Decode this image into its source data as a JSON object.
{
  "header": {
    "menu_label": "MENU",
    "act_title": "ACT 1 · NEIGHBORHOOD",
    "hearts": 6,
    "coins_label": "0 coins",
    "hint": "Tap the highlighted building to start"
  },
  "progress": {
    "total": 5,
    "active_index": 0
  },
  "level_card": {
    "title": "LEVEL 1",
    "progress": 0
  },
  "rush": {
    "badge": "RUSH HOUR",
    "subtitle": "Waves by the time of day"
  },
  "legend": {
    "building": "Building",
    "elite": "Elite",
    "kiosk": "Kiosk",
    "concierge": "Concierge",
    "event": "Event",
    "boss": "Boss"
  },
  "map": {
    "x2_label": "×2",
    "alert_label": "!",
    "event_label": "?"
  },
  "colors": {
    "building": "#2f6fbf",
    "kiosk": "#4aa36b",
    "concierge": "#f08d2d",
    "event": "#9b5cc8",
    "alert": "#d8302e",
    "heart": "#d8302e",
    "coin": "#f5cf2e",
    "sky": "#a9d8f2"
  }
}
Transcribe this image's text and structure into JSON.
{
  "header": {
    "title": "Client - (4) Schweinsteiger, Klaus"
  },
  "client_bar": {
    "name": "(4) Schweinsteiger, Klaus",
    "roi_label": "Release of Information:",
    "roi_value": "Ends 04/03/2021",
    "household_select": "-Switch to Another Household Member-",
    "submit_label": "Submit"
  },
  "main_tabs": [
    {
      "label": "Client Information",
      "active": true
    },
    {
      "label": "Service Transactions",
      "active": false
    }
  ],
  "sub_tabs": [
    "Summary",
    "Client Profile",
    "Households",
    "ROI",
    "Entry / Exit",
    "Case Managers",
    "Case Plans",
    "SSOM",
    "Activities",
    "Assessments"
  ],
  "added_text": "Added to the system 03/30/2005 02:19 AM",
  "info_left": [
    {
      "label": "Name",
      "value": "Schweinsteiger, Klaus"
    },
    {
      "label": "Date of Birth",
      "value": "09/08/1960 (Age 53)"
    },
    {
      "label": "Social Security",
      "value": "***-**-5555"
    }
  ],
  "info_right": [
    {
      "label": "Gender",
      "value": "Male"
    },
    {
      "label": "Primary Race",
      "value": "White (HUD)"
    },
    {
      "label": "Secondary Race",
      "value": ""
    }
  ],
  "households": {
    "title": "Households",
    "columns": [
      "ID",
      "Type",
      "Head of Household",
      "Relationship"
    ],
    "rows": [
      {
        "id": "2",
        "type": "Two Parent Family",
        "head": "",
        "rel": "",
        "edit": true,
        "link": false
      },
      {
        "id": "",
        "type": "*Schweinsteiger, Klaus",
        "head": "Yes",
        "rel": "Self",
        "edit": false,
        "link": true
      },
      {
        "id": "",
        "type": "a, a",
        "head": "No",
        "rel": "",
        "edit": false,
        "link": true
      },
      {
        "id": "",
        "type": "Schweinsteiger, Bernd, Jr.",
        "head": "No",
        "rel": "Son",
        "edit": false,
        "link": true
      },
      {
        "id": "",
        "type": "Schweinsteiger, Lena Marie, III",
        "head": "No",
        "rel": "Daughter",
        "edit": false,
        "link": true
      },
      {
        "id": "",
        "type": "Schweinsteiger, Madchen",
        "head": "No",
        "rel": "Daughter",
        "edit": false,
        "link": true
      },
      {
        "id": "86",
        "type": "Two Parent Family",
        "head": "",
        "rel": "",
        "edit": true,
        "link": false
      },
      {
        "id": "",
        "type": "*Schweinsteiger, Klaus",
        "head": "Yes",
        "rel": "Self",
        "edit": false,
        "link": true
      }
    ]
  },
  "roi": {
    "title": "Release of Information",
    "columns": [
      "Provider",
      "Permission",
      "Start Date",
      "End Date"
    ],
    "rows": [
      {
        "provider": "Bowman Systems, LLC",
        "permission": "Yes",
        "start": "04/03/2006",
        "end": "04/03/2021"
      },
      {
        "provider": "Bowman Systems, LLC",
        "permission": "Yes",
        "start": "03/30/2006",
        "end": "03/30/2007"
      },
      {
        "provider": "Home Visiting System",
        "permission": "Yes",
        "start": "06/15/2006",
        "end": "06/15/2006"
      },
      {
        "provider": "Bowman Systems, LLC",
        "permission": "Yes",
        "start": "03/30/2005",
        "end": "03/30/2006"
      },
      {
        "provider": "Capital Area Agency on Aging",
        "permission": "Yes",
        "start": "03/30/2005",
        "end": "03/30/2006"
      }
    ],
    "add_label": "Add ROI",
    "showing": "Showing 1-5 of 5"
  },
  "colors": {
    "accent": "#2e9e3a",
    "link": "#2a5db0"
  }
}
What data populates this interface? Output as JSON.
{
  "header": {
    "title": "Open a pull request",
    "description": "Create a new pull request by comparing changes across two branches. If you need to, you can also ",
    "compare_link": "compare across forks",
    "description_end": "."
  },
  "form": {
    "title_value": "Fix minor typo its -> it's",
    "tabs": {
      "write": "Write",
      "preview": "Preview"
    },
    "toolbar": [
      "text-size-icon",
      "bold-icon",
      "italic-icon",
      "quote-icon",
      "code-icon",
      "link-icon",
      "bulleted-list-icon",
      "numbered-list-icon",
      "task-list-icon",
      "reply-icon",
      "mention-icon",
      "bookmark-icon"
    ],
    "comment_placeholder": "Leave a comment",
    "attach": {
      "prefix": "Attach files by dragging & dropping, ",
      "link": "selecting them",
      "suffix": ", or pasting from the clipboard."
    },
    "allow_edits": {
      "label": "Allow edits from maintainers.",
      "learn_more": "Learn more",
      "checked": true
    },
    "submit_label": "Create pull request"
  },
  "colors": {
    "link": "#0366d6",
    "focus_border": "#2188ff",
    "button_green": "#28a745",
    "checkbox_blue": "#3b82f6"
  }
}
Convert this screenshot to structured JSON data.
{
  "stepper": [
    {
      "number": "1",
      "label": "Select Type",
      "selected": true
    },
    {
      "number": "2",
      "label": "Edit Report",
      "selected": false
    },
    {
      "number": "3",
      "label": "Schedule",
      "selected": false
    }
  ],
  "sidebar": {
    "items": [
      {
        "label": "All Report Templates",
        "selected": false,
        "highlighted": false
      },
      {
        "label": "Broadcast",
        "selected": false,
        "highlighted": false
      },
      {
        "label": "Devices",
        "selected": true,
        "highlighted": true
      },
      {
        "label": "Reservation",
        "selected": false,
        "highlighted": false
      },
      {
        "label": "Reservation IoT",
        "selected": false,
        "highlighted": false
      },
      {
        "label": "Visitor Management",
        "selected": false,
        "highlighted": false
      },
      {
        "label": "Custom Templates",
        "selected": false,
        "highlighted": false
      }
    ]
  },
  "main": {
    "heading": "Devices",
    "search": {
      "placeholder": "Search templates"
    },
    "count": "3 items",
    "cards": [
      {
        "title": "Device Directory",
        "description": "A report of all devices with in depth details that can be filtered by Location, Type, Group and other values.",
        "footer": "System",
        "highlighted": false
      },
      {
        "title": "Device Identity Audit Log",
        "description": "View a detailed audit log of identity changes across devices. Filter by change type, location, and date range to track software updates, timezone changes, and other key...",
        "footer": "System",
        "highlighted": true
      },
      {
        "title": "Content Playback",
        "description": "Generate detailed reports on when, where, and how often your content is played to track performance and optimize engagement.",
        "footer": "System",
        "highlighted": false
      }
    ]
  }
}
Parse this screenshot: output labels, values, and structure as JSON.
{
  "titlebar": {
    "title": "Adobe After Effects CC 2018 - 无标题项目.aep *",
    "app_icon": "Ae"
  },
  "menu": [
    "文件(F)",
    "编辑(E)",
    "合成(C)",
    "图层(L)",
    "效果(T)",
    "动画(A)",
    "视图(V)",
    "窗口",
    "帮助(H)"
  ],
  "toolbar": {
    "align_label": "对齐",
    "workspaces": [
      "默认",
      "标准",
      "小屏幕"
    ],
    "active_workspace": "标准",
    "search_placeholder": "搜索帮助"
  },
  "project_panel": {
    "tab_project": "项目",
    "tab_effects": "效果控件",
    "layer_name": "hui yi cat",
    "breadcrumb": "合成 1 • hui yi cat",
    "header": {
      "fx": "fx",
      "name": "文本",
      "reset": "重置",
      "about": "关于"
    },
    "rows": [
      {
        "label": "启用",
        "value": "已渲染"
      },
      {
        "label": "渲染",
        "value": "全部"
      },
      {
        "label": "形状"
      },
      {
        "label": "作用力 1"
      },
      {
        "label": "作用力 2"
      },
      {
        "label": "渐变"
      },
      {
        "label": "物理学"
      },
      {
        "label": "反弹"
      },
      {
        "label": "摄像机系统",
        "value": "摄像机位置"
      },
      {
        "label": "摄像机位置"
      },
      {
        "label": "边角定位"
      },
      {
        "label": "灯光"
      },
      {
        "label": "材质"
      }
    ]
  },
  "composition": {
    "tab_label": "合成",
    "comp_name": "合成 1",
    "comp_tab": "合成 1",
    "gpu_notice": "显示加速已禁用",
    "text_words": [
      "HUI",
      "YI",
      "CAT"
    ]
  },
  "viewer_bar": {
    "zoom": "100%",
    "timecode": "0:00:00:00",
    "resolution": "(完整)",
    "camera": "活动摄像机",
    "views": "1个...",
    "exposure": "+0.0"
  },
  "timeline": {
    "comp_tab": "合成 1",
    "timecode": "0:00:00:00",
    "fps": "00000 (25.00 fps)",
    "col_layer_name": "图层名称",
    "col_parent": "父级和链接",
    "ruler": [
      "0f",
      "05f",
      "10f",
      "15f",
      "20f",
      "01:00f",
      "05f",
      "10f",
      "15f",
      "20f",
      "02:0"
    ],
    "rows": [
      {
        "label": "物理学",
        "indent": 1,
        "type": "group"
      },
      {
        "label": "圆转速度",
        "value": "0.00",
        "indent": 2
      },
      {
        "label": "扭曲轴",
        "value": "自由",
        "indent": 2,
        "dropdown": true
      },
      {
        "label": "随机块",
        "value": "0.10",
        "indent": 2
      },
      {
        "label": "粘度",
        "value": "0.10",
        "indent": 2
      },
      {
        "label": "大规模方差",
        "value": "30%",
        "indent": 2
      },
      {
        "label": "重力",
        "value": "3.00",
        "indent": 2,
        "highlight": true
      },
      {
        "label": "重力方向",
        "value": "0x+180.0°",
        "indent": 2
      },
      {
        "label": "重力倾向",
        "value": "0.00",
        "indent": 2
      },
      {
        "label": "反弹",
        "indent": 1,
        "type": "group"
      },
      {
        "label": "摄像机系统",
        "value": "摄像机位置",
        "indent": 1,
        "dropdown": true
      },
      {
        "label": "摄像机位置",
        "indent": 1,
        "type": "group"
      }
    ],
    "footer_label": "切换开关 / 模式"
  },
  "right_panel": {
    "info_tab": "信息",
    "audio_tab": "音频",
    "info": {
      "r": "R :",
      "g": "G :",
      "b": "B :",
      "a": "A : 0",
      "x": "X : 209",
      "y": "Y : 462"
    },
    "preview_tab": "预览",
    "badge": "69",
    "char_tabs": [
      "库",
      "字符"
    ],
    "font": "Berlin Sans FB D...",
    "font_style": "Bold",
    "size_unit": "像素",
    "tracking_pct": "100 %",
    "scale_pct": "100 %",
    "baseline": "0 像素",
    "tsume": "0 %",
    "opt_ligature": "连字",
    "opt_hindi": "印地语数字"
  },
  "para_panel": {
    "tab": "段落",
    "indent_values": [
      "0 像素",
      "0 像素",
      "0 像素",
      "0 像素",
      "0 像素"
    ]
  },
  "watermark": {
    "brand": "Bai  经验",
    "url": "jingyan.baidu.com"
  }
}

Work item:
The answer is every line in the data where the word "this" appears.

Answer below:
Decode this image into its source data as a JSON object.
Transcribe this image's text and structure into JSON.
What data populates this interface? Output as JSON.
Convert this screenshot to structured JSON data.
Parse this screenshot: output labels, values, and structure as JSON.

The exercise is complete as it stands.